▸ INSTRUCTIONS FOR THE TASK
Each entry is to be output as written, so that none is missing.

Top of SUPPLIED RECORDS

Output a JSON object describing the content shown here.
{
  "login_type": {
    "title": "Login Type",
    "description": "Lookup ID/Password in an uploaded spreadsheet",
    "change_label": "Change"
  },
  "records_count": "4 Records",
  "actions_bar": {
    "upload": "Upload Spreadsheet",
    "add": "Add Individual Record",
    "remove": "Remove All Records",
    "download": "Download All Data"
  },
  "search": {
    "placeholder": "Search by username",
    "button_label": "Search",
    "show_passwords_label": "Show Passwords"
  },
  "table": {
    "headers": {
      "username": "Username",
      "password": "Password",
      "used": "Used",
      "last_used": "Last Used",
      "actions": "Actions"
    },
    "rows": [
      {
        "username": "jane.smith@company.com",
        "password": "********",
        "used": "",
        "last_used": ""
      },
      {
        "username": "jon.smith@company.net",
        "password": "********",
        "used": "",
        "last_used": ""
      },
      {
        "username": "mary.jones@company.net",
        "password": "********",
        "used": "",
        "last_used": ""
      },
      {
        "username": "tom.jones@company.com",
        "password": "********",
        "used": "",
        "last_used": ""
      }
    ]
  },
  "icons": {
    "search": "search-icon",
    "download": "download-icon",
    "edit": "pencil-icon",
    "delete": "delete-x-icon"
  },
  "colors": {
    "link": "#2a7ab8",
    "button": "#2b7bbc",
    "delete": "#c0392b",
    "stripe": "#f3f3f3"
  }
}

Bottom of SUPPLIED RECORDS

▸ ANSWER TO THIS TASK
Output a JSON object describing the content shown here.
{
  "login_type": {
    "title": "Login Type",
    "description": "Lookup ID/Password in an uploaded spreadsheet",
    "change_label": "Change"
  },
  "records_count": "4 Records",
  "actions_bar": {
    "upload": "Upload Spreadsheet",
    "add": "Add Individual Record",
    "remove": "Remove All Records",
    "download": "Download All Data"
  },
  "search": {
    "placeholder": "Search by username",
    "button_label": "Search",
    "show_passwords_label": "Show Passwords"
  },
  "table": {
    "headers": {
      "username": "Username",
      "password": "Password",
      "used": "Used",
      "last_used": "Last Used",
      "actions": "Actions"
    },
    "rows": [
      {
        "username": "jane.smith@company.com",
        "password": "********",
        "used": "",
        "last_used": ""
      },
      {
        "username": "jon.smith@company.net",
        "password": "********",
        "used": "",
        "last_used": ""
      },
      {
        "username": "mary.jones@company.net",
        "password": "********",
        "used": "",
        "last_used": ""
      },
      {
        "username": "tom.jones@company.com",
        "password": "********",
        "used": "",
        "last_used": ""
      }
    ]
  },
  "icons": {
    "search": "search-icon",
    "download": "download-icon",
    "edit": "pencil-icon",
    "delete": "delete-x-icon"
  },
  "colors": {
    "link": "#2a7ab8",
    "button": "#2b7bbc",
    "delete": "#c0392b",
    "stripe": "#f3f3f3"
  }
}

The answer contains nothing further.